To clean a dataset, write code inside a loadDataset call that modifies the dataset in the appropriate way, and finish by calling saveDataset on the modified dataset. All code presented in this section is to be placed inside the curly brackets of the loadDataset callback function.

Let’s start by getting rid of that annoying blank column we noticed earlier. To do this, we have to delete _noname_ from the dataset’s fields. We must also drop the _noname_ attribute from every record in the dataset.

To get rid of the bad field, set the dataset’s field attribute to be the old value of the attribute minus the field named "_noname_".

dataset.fields = 
           function (f) {
             return === "_noname_";
           }) ;

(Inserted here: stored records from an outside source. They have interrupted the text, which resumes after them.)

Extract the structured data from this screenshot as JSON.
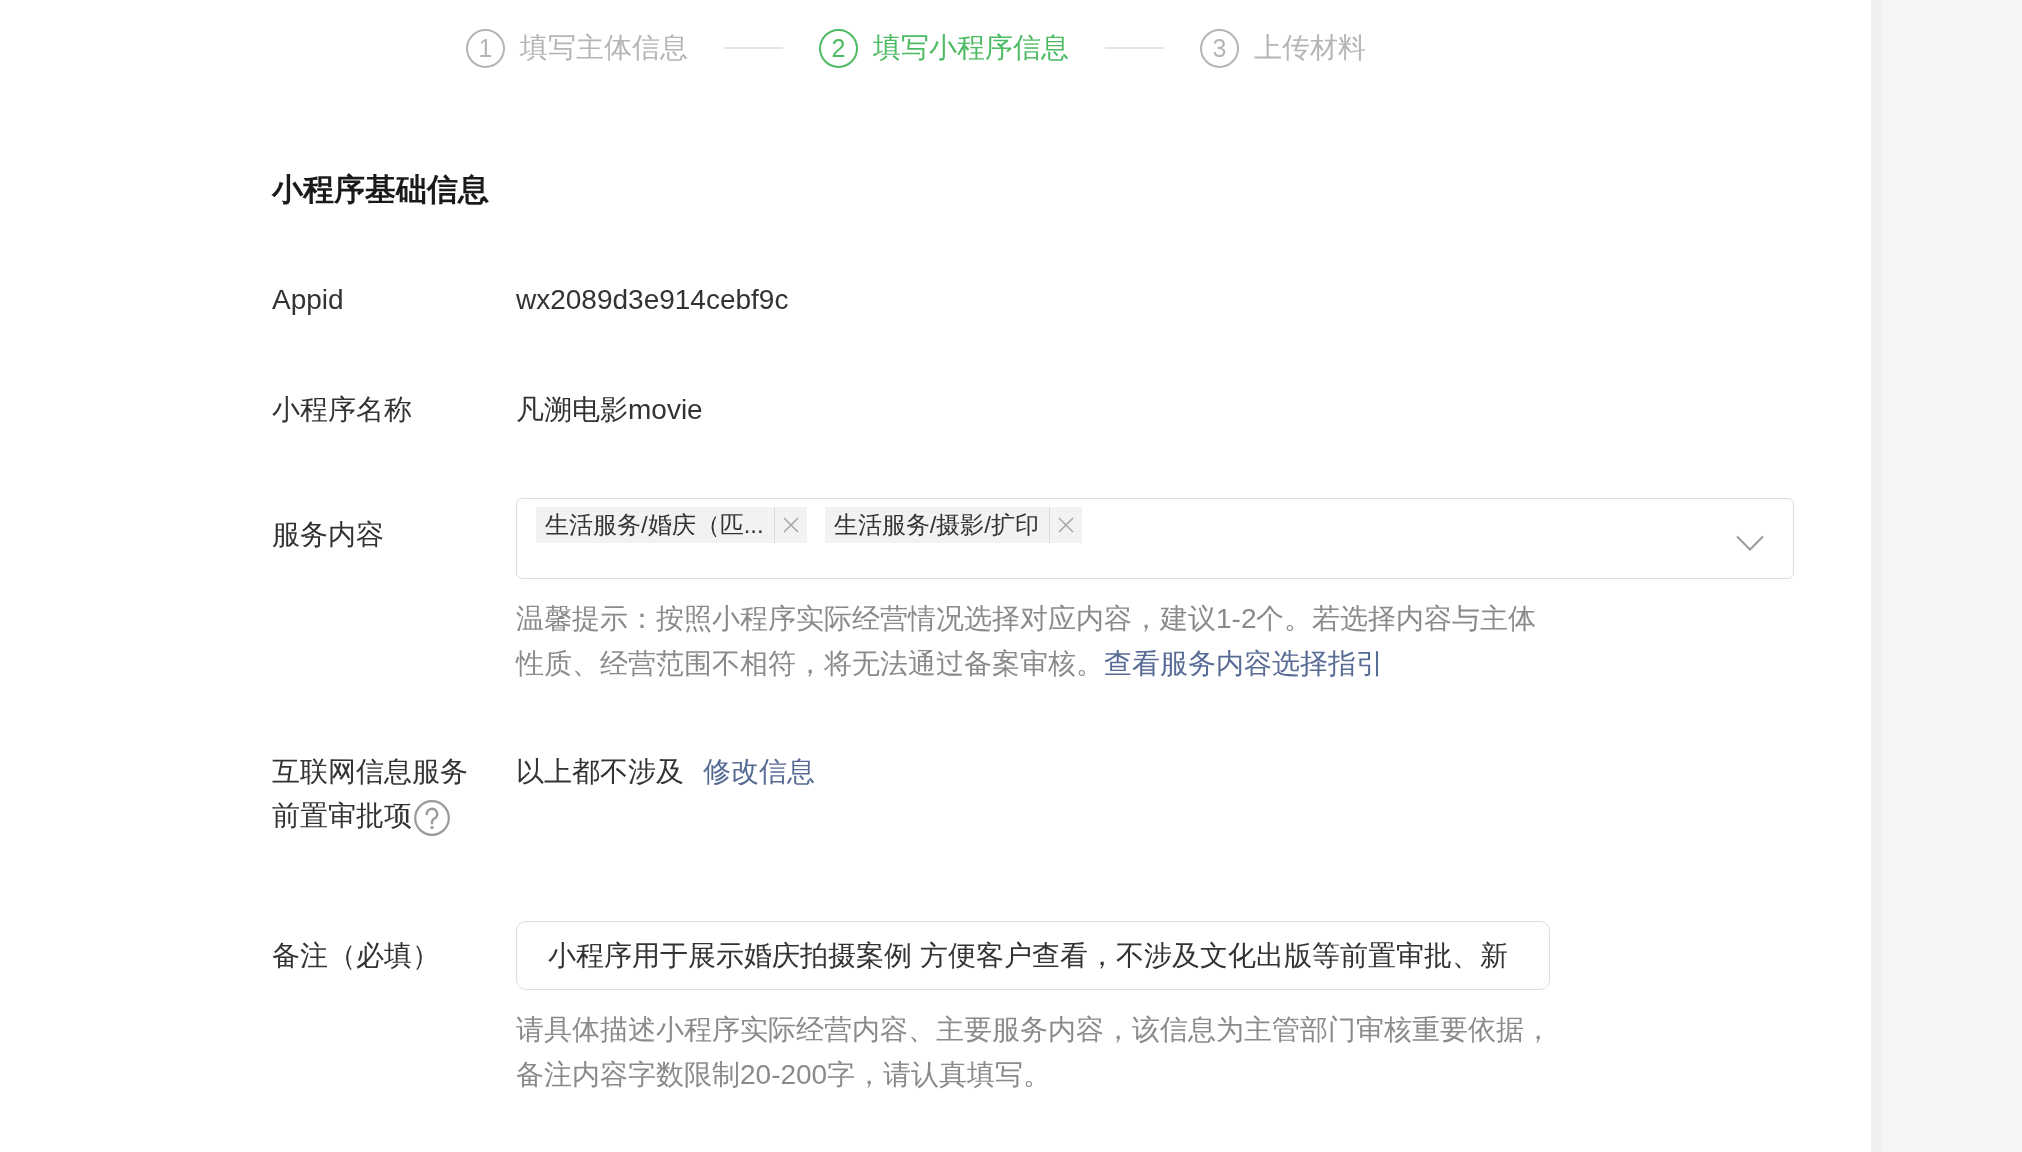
{
  "steps": [
    {
      "number": "1",
      "label": "填写主体信息",
      "selected": false
    },
    {
      "number": "2",
      "label": "填写小程序信息",
      "selected": true
    },
    {
      "number": "3",
      "label": "上传材料",
      "selected": false
    }
  ],
  "section": {
    "title": "小程序基础信息"
  },
  "fields": [
    {
      "kind": "text",
      "label": "Appid",
      "value": "wx2089d3e914cebf9c"
    },
    {
      "kind": "text",
      "label": "小程序名称",
      "value": "凡溯电影movie"
    },
    {
      "kind": "select",
      "label": "服务内容",
      "tags": [
        {
          "label": "生活服务/婚庆（匹..."
        },
        {
          "label": "生活服务/摄影/扩印"
        }
      ],
      "hint": "温馨提示：按照小程序实际经营情况选择对应内容，建议1-2个。若选择内容与主体性质、经营范围不相符，将无法通过备案审核。",
      "hint_link": "查看服务内容选择指引"
    },
    {
      "kind": "approval",
      "label_lines": [
        "互联网信息服务",
        "前置审批项"
      ],
      "help": true,
      "value": "以上都不涉及",
      "link": "修改信息"
    },
    {
      "kind": "input",
      "label": "备注（必填）",
      "value": "小程序用于展示婚庆拍摄案例 方便客户查看，不涉及文化出版等前置审批、新",
      "hint": "请具体描述小程序实际经营内容、主要服务内容，该信息为主管部门审核重要依据，备注内容字数限制20-200字，请认真填写。"
    }
  ]
}
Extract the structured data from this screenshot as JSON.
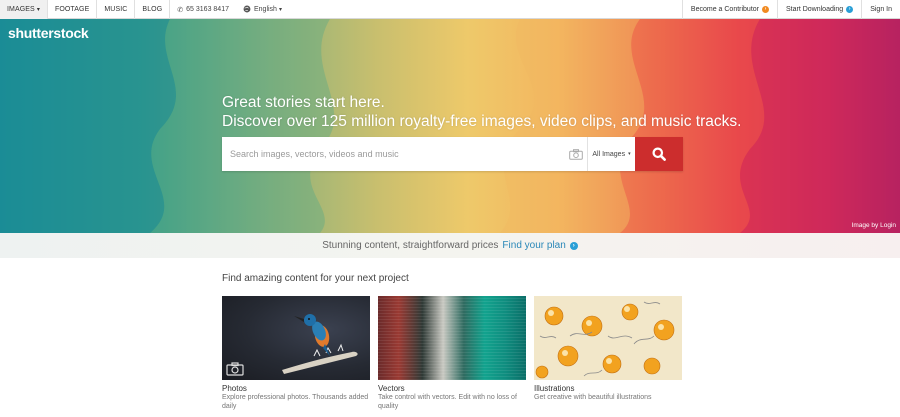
{
  "topbar": {
    "nav": [
      {
        "label": "IMAGES",
        "active": true,
        "caret": true
      },
      {
        "label": "FOOTAGE",
        "active": false
      },
      {
        "label": "MUSIC",
        "active": false
      },
      {
        "label": "BLOG",
        "active": false
      }
    ],
    "phone": "65 3163 8417",
    "language": "English",
    "contributor_label": "Become a Contributor",
    "downloading_label": "Start Downloading",
    "signin_label": "Sign In"
  },
  "hero": {
    "logo": "shutterstock",
    "headline_line1": "Great stories start here.",
    "headline_line2": "Discover over 125 million royalty-free images, video clips, and music tracks.",
    "search_placeholder": "Search images, vectors, videos and music",
    "search_value": "",
    "media_select": "All Images",
    "credit": "Image by Login"
  },
  "pricing": {
    "text": "Stunning content, straightforward prices",
    "link": "Find your plan"
  },
  "content": {
    "title": "Find amazing content for your next project",
    "cards": [
      {
        "name": "Photos",
        "desc": "Explore professional photos. Thousands added daily"
      },
      {
        "name": "Vectors",
        "desc": "Take control with vectors. Edit with no loss of quality"
      },
      {
        "name": "Illustrations",
        "desc": "Get creative with beautiful illustrations"
      }
    ]
  },
  "colors": {
    "search_button": "#cc2d2d",
    "link_blue": "#2a88b8",
    "contributor_badge": "#f18a21",
    "downloading_badge": "#2a9fd6"
  },
  "icons": [
    "phone-icon",
    "globe-icon",
    "camera-icon",
    "search-icon",
    "arrow-right-icon"
  ]
}
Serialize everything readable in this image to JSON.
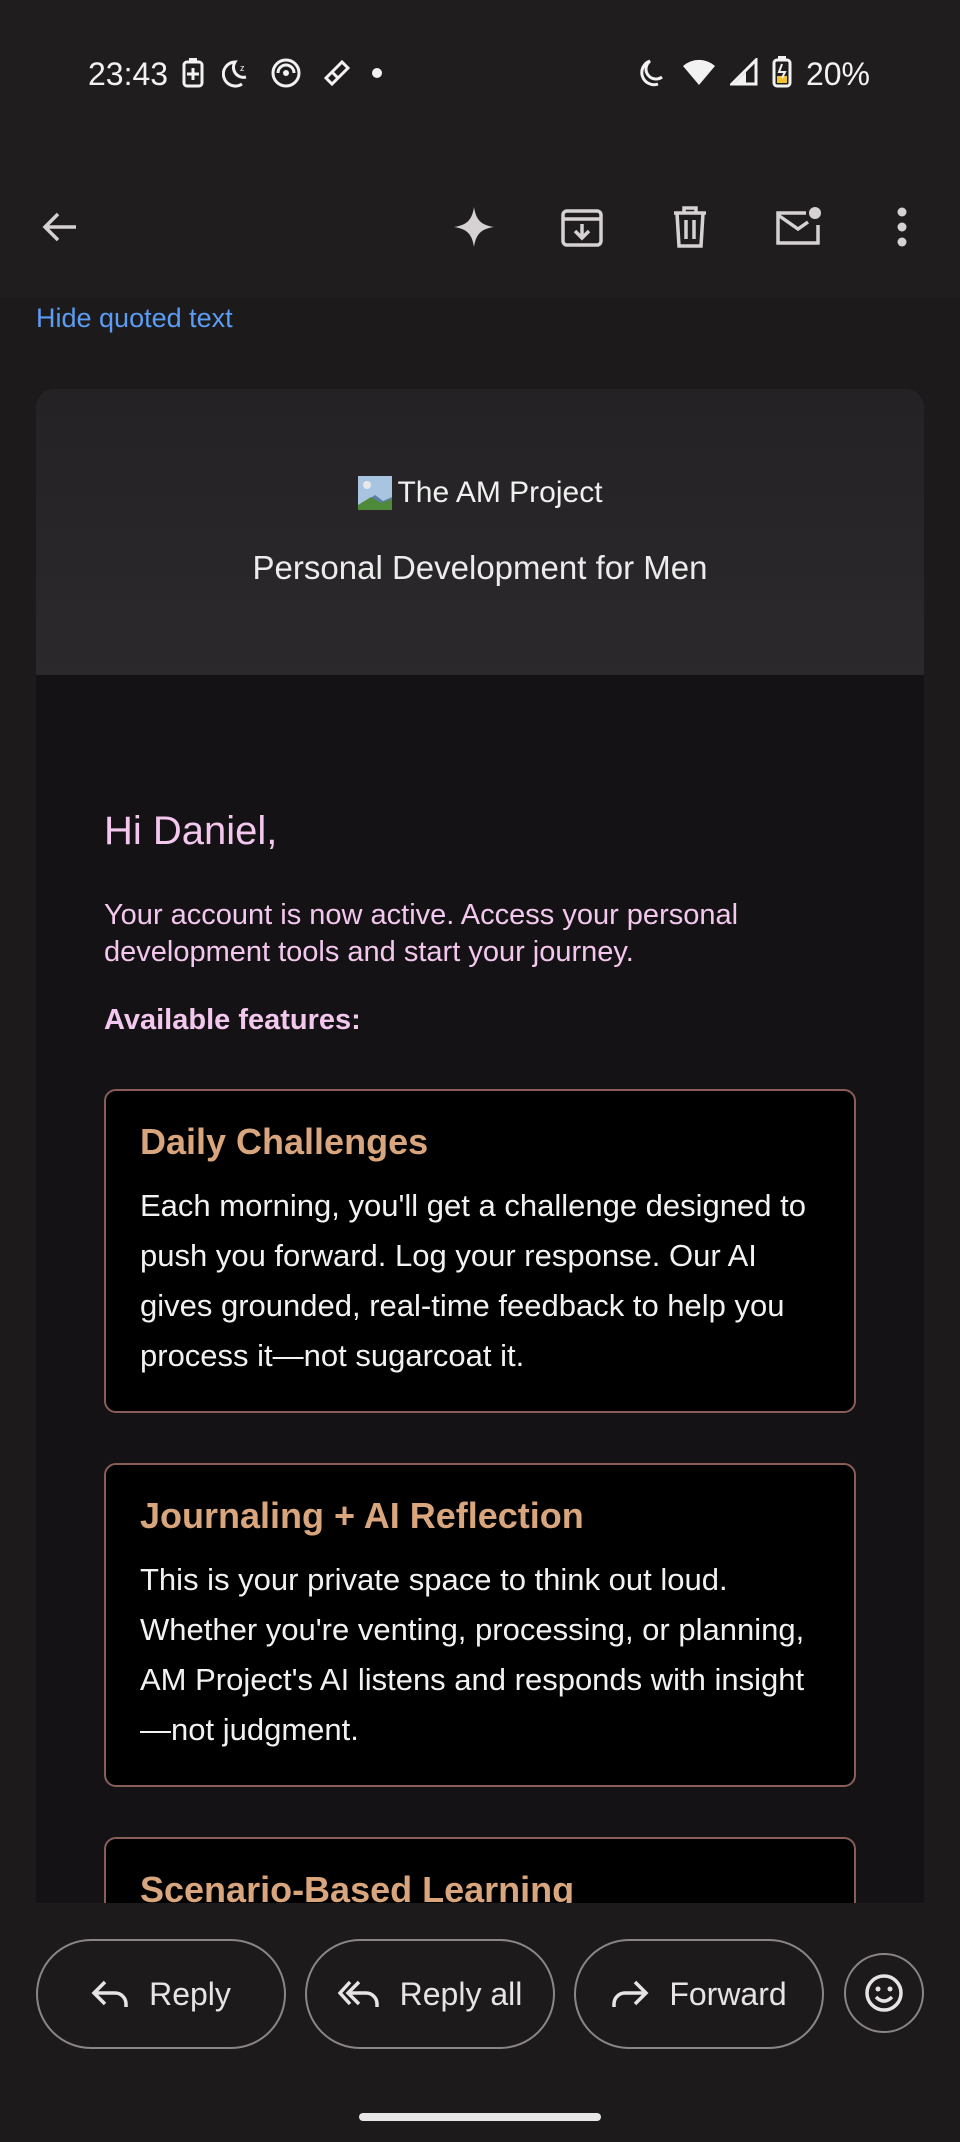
{
  "status": {
    "time": "23:43",
    "battery": "20%"
  },
  "toolbar": {
    "back": "Back",
    "gemini": "Summarize",
    "archive": "Archive",
    "delete": "Delete",
    "mark_unread": "Mark unread",
    "more": "More options"
  },
  "thread": {
    "hide_quoted": "Hide quoted text"
  },
  "email": {
    "logo_alt": "The AM Project",
    "tagline": "Personal Development for Men",
    "greeting": "Hi Daniel,",
    "intro": "Your account is now active. Access your personal development tools and start your journey.",
    "features_label": "Available features:",
    "features": [
      {
        "title": "Daily Challenges",
        "text": "Each morning, you'll get a challenge designed to push you forward. Log your response. Our AI gives grounded, real-time feedback to help you process it—not sugarcoat it."
      },
      {
        "title": "Journaling + AI Reflection",
        "text": "This is your private space to think out loud. Whether you're venting, processing, or planning, AM Project's AI listens and responds with insight—not judgment."
      },
      {
        "title": "Scenario-Based Learning",
        "text": ""
      }
    ]
  },
  "actions": {
    "reply": "Reply",
    "reply_all": "Reply all",
    "forward": "Forward"
  },
  "colors": {
    "link": "#5b9cf5",
    "greeting_pink": "#f3c7ee",
    "feature_title": "#d9a57c",
    "feature_border": "#8a5d58"
  }
}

Erasing the bad field from each record can be done with an application of each, which calls a function with side effects on each item in a collection.

       function (r) {
         delete r._noname_ ;
       }) ;

Now let’s look at the next problem: the unparsed Amounts with commas. To fix these, we need to eliminate the commas and then parse the resulting string as a float. Since we’re already iterating over every record in the dataset, we can add to the anonymous function in the each call:

if (typeof r.Amount === "string") {
  r.Amount = parseFloat(r.Amount.replace(/,/g, "")) ;

Finally, we can fix the dates. There are two problems with these. The first is that the Recline dataset object needs to know that the type of their field is date. The second is that the dates haven’t been parsed. To fix the first problem, add to the loadDataset callback function:

       function (f) {
         return === "Clearing Date" ;
 .type = "date" ;

Next, add another bit to the anonymous function in each:

if (typeof r["Clearing Date"] === "string") {
  r["Clearing Date"] = new Date(r["Clearing Date"]) ;

That’s it! All that remains is to save the modified dataset. At the bottom of the loadDataset callback function, add a line to save the data:

saveDataset(dataset) ;

Click Run the Code and watch the data transform before your very eyes. The new graph view of the data is now meaningful, correct, and fully consistent with your expectations. Awesome!

Fixed graph

You can also have another look at the grid, which will show you exactly what has changed in your data.

Final grid

If you have logged in to GitHub, you will be able to save the result of your work. To share the work, simply copy the URL of your project. An example of a project constructed according to the instructions above can be found here.


With Data Explorer, the full power of arbitrary JavaScript code (enhanced with Underscore functionality) can be brought to bear on tough data cleaning problems. The cleaning script’s effects are immediately visible in the grid and graph views of the data, which enables an easy, interactive style of data cleaning. And it is all done without a backend, in memory and in the browser.